Date: Monday, 12/04/2010. Time: 2:00-5:00 pm
Location: Indian Social Institute 10, Institutional Area, Lodi Road, New Delhi (India)
Inside the Revolution: A Journey into the Heart of Venezuela
(Director Pablo Navarrete, 65mins, Alborada Films, 2009)
February 2009 marked 10 years since Hugo Chavez took office, following a landslide election victory, and launched his revolution to bring radical change to Venezuela. While wildly popular with many in the country, Chavez’s policies and his strongly-worded criticisms of the U.S. government have also made him powerful enemies, both at home and abroad, especially in the media.
Filmed in Caracas in November 2008, on the eve of the 10th anniversary of Chavez’s controversial presidency, this feature-length documentary takes a journey into the heart of Venezuela’s revolution to listen to the voices of the people driving the process forward.

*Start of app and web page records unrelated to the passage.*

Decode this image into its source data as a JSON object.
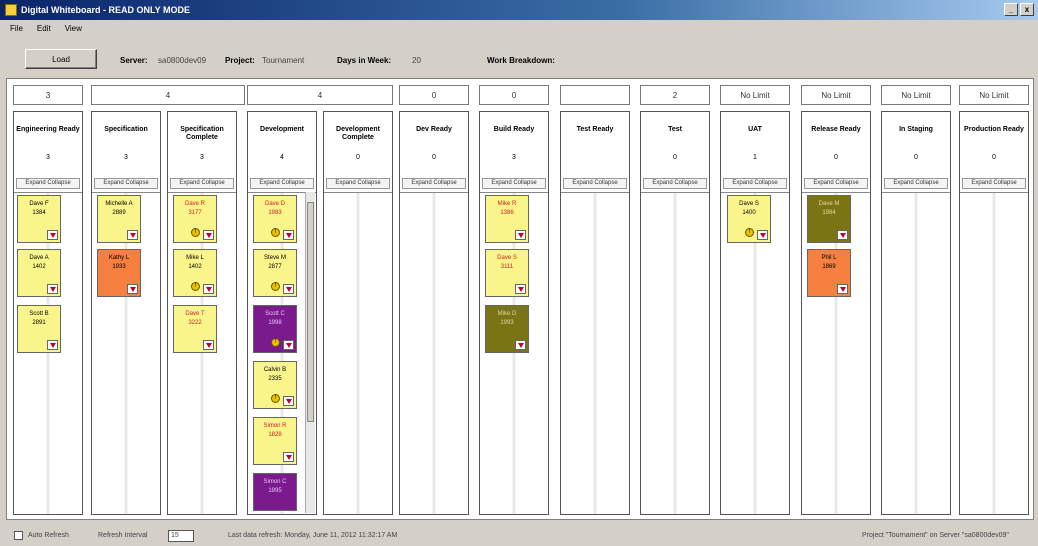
{
  "window": {
    "title": "Digital Whiteboard - READ ONLY MODE",
    "minimize": "_",
    "close": "x"
  },
  "menu": [
    "File",
    "Edit",
    "View"
  ],
  "toolbar": {
    "load_label": "Load",
    "server_label": "Server:",
    "server_value": "sa0800dev09",
    "project_label": "Project:",
    "project_value": "Tournament",
    "days_label": "Days in Week:",
    "days_value": "20",
    "wbs_label": "Work Breakdown:"
  },
  "groups": [
    "3",
    "4",
    "4",
    "0",
    "0",
    "",
    "2",
    "No Limit",
    "No Limit",
    "No Limit",
    "No Limit"
  ],
  "columns": [
    {
      "title": "Engineering Ready",
      "count": "3",
      "expand": "Expand Collapse"
    },
    {
      "title": "Specification",
      "count": "3",
      "expand": "Expand Collapse"
    },
    {
      "title": "Specification Complete",
      "count": "3",
      "expand": "Expand Collapse"
    },
    {
      "title": "Development",
      "count": "4",
      "expand": "Expand Collapse"
    },
    {
      "title": "Development Complete",
      "count": "0",
      "expand": "Expand Collapse"
    },
    {
      "title": "Dev Ready",
      "count": "0",
      "expand": "Expand Collapse"
    },
    {
      "title": "Build Ready",
      "count": "3",
      "expand": "Expand Collapse"
    },
    {
      "title": "Test Ready",
      "count": "",
      "expand": "Expand Collapse"
    },
    {
      "title": "Test",
      "count": "0",
      "expand": "Expand Collapse"
    },
    {
      "title": "UAT",
      "count": "1",
      "expand": "Expand Collapse"
    },
    {
      "title": "Release Ready",
      "count": "0",
      "expand": "Expand Collapse"
    },
    {
      "title": "In Staging",
      "count": "0",
      "expand": "Expand Collapse"
    },
    {
      "title": "Production Ready",
      "count": "0",
      "expand": "Expand Collapse"
    }
  ],
  "cards": [
    {
      "name": "Dave F",
      "num": "1384",
      "color": "yellow",
      "flag": false
    },
    {
      "name": "Dave A",
      "num": "1402",
      "color": "yellow",
      "flag": false
    },
    {
      "name": "Scott B",
      "num": "2891",
      "color": "yellow",
      "flag": false
    },
    {
      "name": "Michelle A",
      "num": "2889",
      "color": "yellow",
      "flag": false
    },
    {
      "name": "Kathy L",
      "num": "1933",
      "color": "orange",
      "flag": false
    },
    {
      "name": "Dave R",
      "num": "3177",
      "color": "yellow",
      "red": true,
      "flag": true
    },
    {
      "name": "Mike L",
      "num": "1402",
      "color": "yellow",
      "flag": true
    },
    {
      "name": "Dave T",
      "num": "3222",
      "color": "yellow",
      "red": true,
      "flag": false
    },
    {
      "name": "Dave D",
      "num": "1983",
      "color": "yellow",
      "red": true,
      "flag": true
    },
    {
      "name": "Steve M",
      "num": "2877",
      "color": "yellow",
      "flag": true
    },
    {
      "name": "Scott C",
      "num": "1998",
      "color": "purple",
      "flag": true
    },
    {
      "name": "Calvin B",
      "num": "2335",
      "color": "yellow",
      "flag": true
    },
    {
      "name": "Simon R",
      "num": "1828",
      "color": "yellow",
      "red": true,
      "flag": false
    },
    {
      "name": "Simon C",
      "num": "1995",
      "color": "purple",
      "flag": false
    },
    {
      "name": "Mike R",
      "num": "1386",
      "color": "yellow",
      "red": true,
      "flag": false
    },
    {
      "name": "Dave S",
      "num": "3111",
      "color": "yellow",
      "red": true,
      "flag": false
    },
    {
      "name": "Mike D",
      "num": "1993",
      "color": "olive",
      "flag": false
    },
    {
      "name": "Dave S",
      "num": "1400",
      "color": "yellow",
      "flag": true
    },
    {
      "name": "Dave M",
      "num": "1984",
      "color": "olive",
      "flag": false
    },
    {
      "name": "Phil L",
      "num": "1869",
      "color": "orange",
      "flag": false
    }
  ],
  "status": {
    "auto_refresh": "Auto Refresh",
    "interval_label": "Refresh Interval",
    "interval_value": "15",
    "last_refresh": "Last data refresh: Monday, June 11, 2012 11:32:17 AM",
    "right": "Project \"Tournament\" on Server \"sa0800dev09\""
  },
  "colors": {
    "card_yellow": "#faf58a",
    "card_orange": "#f58040",
    "card_purple": "#7a1a8c",
    "card_olive": "#7a7414"
  }
}
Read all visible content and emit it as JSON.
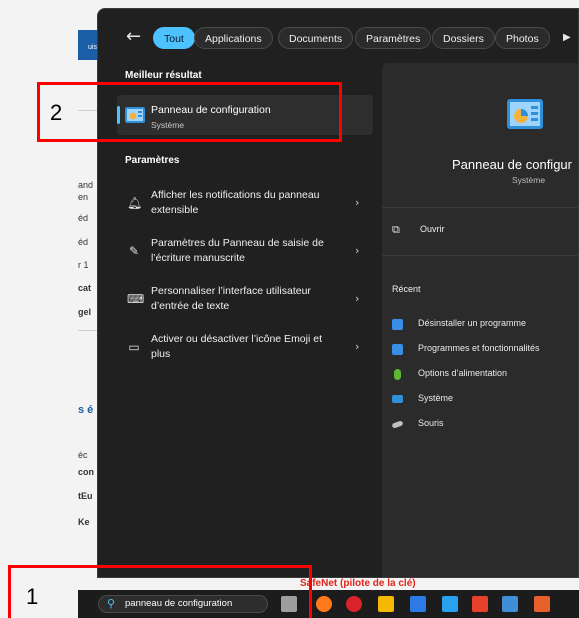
{
  "background": {
    "fragments": [
      "uis",
      "and",
      "en",
      "éd",
      "éd",
      "r 1",
      "cat",
      "gel",
      "s é",
      "éc",
      "con",
      "tEu",
      "Ke"
    ]
  },
  "search_panel": {
    "tabs": [
      {
        "label": "Tout",
        "active": true
      },
      {
        "label": "Applications",
        "active": false
      },
      {
        "label": "Documents",
        "active": false
      },
      {
        "label": "Paramètres",
        "active": false
      },
      {
        "label": "Dossiers",
        "active": false
      },
      {
        "label": "Photos",
        "active": false
      }
    ],
    "best_match": {
      "heading": "Meilleur résultat",
      "title": "Panneau de configuration",
      "subtitle": "Système"
    },
    "settings": {
      "heading": "Paramètres",
      "items": [
        {
          "label": "Afficher les notifications du panneau extensible",
          "icon": "bell-icon"
        },
        {
          "label": "Paramètres du Panneau de saisie de l’écriture manuscrite",
          "icon": "pen-icon"
        },
        {
          "label": "Personnaliser l’interface utilisateur d’entrée de texte",
          "icon": "keyboard-icon"
        },
        {
          "label": "Activer ou désactiver l’icône Emoji et plus",
          "icon": "emoji-panel-icon"
        }
      ]
    },
    "details": {
      "title": "Panneau de configur",
      "subtitle": "Système",
      "open_label": "Ouvrir",
      "recent_heading": "Récent",
      "recent_items": [
        {
          "label": "Désinstaller un programme",
          "icon": "control-panel-icon",
          "color": "#3a8ee6"
        },
        {
          "label": "Programmes et fonctionnalités",
          "icon": "control-panel-icon",
          "color": "#3a8ee6"
        },
        {
          "label": "Options d’alimentation",
          "icon": "power-icon",
          "color": "#5fb832"
        },
        {
          "label": "Système",
          "icon": "computer-icon",
          "color": "#2f8fd8"
        },
        {
          "label": "Souris",
          "icon": "mouse-icon",
          "color": "#bfbfbf"
        }
      ]
    }
  },
  "taskbar": {
    "search_text": "panneau de configuration",
    "app_colors": [
      "#9e9e9e",
      "#ff7a1a",
      "#d8232a",
      "#f5b800",
      "#2c7be5",
      "#2aa0f0",
      "#e8412b",
      "#3f8fd8",
      "#e8602c"
    ]
  },
  "overlay": {
    "banner_text": "SafeNet (pilote de la clé)",
    "annotation_1": "1",
    "annotation_2": "2"
  },
  "colors": {
    "accent": "#4cc2ff",
    "panel_bg": "#202020",
    "highlight_red": "#ff0000"
  }
}
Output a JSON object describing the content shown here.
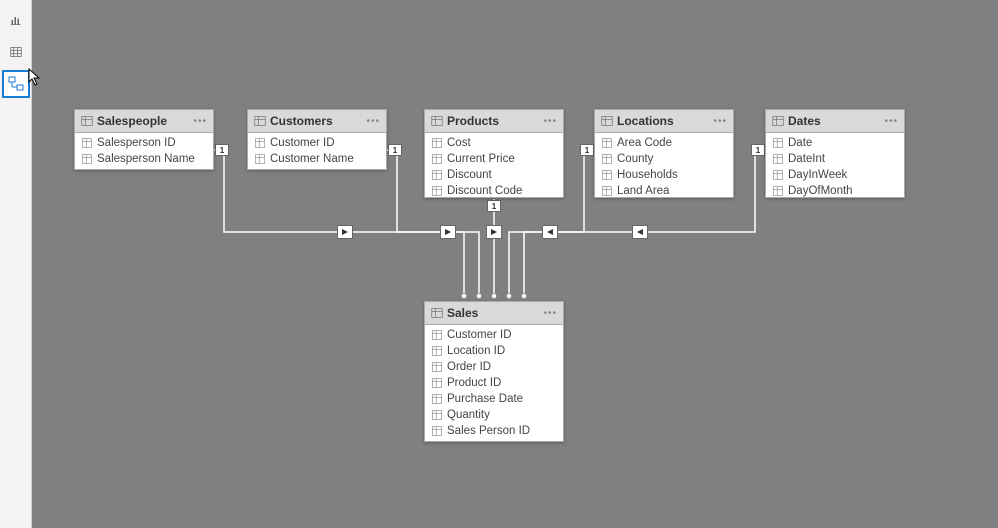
{
  "nav": {
    "items": [
      {
        "name": "report-view",
        "active": false
      },
      {
        "name": "data-view",
        "active": false
      },
      {
        "name": "model-view",
        "active": true
      }
    ]
  },
  "tables": {
    "salespeople": {
      "title": "Salespeople",
      "fields": [
        "Salesperson ID",
        "Salesperson Name"
      ]
    },
    "customers": {
      "title": "Customers",
      "fields": [
        "Customer ID",
        "Customer Name"
      ]
    },
    "products": {
      "title": "Products",
      "fields": [
        "Cost",
        "Current Price",
        "Discount",
        "Discount Code"
      ]
    },
    "locations": {
      "title": "Locations",
      "fields": [
        "Area Code",
        "County",
        "Households",
        "Land Area"
      ]
    },
    "dates": {
      "title": "Dates",
      "fields": [
        "Date",
        "DateInt",
        "DayInWeek",
        "DayOfMonth"
      ]
    },
    "sales": {
      "title": "Sales",
      "fields": [
        "Customer ID",
        "Location ID",
        "Order ID",
        "Product ID",
        "Purchase Date",
        "Quantity",
        "Sales Person ID"
      ]
    }
  },
  "relationships": [
    {
      "from": "salespeople",
      "to": "sales",
      "cardFrom": "1",
      "cardTo": "*"
    },
    {
      "from": "customers",
      "to": "sales",
      "cardFrom": "1",
      "cardTo": "*"
    },
    {
      "from": "products",
      "to": "sales",
      "cardFrom": "1",
      "cardTo": "*"
    },
    {
      "from": "locations",
      "to": "sales",
      "cardFrom": "1",
      "cardTo": "*"
    },
    {
      "from": "dates",
      "to": "sales",
      "cardFrom": "1",
      "cardTo": "*"
    }
  ],
  "cardinality_labels": {
    "one": "1",
    "many": "*"
  }
}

The film traces the recent history of Venezuela, before and after the election of Hugo Chavez to the presidency, using archive material and interviews with Venezuelans living in the barrios of Caracas who are involved in community and social movements. The achievements and challenges facing the Bolivarian process are put into context by means of interviews with leading Venezuelan social scientists Edgardo Lander and Javier Biardeau, as well as the Canadian economist Michael Lebowitz, who currently lives in Venezuela.
“This is a rare film about Venezuela, a country in extraordinary transition. Watch this film because it is honest and fair and respectful of those who want to be told the truth about an epic attempt, flaws and all, to claim back the humanity of ordinary people.”
– John Pilger (Journalist, author and documentary filmmaker)
“A lively, well-researched documentary which pulls off that most difficult of tasks – an honest account of the achievements and the weaknesses of the Chavez government.”
– Sue Branford (Journalist, former Latin American analyst for the BBC World Service)